Then, along with all the milestones, they watch themselves do what they do everyday. Bauer cuts hair at the Deluxe.

Skramstad in the same shirt he wore today. Benefield goes about the simple tasks of advocacy work. The cameras even capture the Dome Theater’s marquee blinking on a dark Mineral Avenue.

The final scene. A memorial salute to the dead, 200 white, wooden crosses, with names Benefield has stenciled in Sharpie. As a crowd gathers around the memorial, someone reads a final list. The voice slowly calls the names of the dead. A man in the audience with a tough face and oil-stained Carhartt jacket is crying. He lets the tears be.

The screen returns to black. Two beats after the credits begin, after Carr and Hawes-Davis’s names appear in white against the black, ten seconds of applause breaks out. The house lights come up and everyone but a handful gets up and leaves.

“Hey,” shouts Hawes-Davis. “After everybody files out, we’ll just be here in case anybody has any questions. We just want to let everybody who wants to leave leave.”

But no one wants to stay for a post-film Q & A. Benefield and her family, Bauer from the barber shop, most everyone exits together, and the theater is stripped to a bare 20 stragglers in less than two minutes.

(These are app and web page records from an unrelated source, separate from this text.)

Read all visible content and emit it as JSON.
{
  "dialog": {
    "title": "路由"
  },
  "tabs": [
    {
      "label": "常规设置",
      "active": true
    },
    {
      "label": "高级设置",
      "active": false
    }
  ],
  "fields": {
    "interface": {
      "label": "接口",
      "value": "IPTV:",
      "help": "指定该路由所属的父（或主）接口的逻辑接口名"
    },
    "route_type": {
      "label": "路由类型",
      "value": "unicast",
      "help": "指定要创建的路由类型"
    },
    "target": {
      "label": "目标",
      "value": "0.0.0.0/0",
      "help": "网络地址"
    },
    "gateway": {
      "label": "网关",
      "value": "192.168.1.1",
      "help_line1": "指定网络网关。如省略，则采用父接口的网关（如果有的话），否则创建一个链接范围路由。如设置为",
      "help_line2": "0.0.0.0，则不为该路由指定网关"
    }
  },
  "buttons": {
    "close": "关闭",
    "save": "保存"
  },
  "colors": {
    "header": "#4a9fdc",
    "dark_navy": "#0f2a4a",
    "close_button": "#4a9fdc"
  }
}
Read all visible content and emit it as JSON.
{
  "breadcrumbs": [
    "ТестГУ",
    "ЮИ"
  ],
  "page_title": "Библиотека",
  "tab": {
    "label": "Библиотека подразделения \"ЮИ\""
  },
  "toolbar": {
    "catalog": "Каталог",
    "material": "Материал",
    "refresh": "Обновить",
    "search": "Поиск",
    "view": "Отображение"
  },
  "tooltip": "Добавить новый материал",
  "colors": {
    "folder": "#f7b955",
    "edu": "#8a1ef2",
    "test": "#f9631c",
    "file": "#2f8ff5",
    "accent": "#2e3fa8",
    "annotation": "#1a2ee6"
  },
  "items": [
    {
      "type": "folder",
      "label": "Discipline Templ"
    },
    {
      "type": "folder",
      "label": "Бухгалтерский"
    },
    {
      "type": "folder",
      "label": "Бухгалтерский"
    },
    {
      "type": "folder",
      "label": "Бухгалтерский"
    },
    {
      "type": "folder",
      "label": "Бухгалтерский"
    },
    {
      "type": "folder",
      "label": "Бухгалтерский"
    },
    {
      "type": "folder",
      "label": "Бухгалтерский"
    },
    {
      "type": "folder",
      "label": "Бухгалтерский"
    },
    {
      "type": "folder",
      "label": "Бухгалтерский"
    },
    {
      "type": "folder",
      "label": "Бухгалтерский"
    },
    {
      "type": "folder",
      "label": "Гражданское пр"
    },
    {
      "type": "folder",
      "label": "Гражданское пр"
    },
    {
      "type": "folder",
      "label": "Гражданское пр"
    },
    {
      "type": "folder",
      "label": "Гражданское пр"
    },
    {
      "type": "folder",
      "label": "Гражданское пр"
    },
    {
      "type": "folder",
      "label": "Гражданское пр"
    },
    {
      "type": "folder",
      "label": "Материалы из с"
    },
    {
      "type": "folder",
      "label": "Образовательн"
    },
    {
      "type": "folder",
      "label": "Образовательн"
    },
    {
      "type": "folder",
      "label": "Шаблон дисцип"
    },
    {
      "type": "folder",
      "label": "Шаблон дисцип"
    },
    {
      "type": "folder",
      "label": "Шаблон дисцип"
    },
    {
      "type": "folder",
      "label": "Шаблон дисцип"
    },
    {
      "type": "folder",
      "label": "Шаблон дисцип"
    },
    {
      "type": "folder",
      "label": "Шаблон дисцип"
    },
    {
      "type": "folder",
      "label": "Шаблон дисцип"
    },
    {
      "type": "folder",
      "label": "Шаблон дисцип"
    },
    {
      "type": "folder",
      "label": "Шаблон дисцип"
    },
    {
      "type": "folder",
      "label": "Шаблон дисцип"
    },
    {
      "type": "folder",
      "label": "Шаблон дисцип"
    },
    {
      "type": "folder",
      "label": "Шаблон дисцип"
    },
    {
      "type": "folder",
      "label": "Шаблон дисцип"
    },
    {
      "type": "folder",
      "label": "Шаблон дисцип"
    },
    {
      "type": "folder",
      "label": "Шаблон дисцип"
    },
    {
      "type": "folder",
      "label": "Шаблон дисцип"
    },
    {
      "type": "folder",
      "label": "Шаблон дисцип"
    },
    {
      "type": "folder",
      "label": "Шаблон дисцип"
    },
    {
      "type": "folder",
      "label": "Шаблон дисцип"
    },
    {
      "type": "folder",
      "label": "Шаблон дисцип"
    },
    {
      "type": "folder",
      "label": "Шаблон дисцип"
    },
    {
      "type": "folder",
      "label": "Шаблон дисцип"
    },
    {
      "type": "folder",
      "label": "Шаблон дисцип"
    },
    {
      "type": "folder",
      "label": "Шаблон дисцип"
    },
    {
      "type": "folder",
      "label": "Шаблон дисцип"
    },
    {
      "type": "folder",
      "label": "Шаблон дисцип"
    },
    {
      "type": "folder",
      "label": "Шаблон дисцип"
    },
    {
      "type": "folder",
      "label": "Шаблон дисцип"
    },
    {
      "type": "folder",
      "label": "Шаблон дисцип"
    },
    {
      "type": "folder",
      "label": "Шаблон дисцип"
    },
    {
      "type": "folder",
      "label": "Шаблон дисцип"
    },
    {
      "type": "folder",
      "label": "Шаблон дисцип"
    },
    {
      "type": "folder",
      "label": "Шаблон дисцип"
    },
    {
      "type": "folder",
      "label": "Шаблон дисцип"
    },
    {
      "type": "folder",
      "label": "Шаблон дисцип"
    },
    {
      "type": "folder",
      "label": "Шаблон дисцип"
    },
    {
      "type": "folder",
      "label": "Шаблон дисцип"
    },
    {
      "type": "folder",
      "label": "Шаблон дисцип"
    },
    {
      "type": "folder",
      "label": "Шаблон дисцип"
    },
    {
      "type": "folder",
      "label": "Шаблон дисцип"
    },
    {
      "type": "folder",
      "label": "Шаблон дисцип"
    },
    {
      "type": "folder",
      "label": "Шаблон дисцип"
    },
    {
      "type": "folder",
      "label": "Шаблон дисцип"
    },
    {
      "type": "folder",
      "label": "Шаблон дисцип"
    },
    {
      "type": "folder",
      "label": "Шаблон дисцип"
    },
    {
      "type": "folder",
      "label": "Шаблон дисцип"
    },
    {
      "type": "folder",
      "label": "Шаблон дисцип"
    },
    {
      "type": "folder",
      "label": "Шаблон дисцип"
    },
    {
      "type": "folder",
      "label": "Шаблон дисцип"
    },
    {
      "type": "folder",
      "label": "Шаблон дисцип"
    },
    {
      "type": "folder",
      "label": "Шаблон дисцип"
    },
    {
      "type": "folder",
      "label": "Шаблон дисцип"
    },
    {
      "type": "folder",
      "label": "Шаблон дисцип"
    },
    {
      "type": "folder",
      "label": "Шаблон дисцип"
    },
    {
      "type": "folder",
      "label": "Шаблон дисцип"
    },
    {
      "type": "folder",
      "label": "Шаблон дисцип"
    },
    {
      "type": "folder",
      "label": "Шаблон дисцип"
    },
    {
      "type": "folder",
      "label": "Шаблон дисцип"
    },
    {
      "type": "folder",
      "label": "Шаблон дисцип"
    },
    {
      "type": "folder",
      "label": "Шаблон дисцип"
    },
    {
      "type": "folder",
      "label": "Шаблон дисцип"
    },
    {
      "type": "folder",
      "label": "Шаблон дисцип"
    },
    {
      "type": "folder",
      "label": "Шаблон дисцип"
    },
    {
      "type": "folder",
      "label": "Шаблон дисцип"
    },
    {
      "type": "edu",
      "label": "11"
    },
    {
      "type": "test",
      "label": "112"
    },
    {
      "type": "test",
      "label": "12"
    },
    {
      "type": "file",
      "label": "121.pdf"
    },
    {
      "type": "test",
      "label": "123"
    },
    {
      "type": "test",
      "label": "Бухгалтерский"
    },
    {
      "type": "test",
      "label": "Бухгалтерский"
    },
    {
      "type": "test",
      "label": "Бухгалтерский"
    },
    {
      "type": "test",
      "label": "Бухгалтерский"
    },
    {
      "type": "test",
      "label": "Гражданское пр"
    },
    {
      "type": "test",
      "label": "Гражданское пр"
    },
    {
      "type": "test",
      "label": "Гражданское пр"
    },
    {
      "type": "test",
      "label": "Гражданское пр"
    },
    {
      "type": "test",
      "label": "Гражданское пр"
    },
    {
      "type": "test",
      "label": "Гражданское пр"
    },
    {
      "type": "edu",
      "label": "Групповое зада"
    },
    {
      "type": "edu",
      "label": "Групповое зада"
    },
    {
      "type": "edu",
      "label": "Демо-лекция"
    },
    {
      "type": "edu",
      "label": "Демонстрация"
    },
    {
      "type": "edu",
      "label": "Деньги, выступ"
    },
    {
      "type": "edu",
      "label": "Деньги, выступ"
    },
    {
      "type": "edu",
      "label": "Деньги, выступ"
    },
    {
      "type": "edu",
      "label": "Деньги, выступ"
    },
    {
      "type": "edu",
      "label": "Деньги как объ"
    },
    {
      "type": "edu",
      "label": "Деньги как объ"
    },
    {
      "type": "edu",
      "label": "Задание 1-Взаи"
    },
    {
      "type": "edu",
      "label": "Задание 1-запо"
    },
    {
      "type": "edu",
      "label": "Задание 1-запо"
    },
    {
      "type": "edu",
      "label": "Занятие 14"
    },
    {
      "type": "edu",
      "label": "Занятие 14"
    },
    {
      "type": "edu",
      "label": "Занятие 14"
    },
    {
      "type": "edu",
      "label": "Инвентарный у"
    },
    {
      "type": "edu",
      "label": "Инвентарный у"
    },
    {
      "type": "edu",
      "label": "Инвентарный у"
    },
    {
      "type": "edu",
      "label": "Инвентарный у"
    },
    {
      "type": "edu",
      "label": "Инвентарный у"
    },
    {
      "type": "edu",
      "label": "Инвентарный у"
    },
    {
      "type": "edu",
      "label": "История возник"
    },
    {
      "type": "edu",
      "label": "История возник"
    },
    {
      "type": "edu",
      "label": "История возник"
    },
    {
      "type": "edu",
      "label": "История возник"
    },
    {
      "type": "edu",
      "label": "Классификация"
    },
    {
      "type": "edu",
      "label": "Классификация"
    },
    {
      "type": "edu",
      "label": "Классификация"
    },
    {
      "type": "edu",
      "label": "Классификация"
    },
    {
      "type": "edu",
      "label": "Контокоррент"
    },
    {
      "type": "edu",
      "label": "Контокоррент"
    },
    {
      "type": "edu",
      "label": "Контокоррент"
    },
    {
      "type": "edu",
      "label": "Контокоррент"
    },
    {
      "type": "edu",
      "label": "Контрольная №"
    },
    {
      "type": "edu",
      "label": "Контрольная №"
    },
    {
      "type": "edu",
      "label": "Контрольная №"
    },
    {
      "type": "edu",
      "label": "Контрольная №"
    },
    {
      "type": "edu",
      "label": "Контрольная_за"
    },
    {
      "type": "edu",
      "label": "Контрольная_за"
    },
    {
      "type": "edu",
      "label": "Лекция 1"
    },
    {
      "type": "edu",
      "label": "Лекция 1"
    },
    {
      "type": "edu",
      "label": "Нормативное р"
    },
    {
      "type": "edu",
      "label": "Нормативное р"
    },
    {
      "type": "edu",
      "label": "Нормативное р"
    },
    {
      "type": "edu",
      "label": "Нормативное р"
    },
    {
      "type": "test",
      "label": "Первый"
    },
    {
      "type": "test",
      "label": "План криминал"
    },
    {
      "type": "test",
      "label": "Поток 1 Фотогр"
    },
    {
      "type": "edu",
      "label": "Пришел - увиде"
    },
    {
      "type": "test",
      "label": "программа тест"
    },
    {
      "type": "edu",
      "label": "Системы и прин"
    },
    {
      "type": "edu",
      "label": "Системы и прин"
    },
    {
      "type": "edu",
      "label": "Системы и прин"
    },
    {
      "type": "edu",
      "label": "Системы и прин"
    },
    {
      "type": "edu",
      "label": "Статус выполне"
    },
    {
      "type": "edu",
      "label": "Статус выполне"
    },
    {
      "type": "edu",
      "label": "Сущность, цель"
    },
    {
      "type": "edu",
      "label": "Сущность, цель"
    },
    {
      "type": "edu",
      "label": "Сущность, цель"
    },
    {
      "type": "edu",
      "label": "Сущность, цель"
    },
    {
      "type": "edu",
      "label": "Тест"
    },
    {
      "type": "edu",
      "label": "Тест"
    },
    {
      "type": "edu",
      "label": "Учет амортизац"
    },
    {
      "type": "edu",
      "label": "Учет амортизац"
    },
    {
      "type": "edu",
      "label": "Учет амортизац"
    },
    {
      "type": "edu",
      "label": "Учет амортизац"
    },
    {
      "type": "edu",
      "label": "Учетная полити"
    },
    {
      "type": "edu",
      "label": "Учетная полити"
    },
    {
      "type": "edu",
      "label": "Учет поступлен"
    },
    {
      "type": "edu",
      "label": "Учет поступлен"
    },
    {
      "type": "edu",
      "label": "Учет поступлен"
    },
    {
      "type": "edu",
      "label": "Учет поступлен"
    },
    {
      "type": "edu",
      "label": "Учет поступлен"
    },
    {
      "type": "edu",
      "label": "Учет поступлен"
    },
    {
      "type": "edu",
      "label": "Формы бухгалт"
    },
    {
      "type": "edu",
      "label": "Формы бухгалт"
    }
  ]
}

Dedrick comes up behind Carr and turns him around with a hand on his shoulder. “Carr, nice job,” he says.

“Thanks, Bob, I’m glad you liked it.” The two shake and then Bob is gone.

Thanks and good jobs echo over and over with a pat on the back from the ladies and a hand shake from the men. Another re-telling is over and that’s the end of it for Libby until the next story.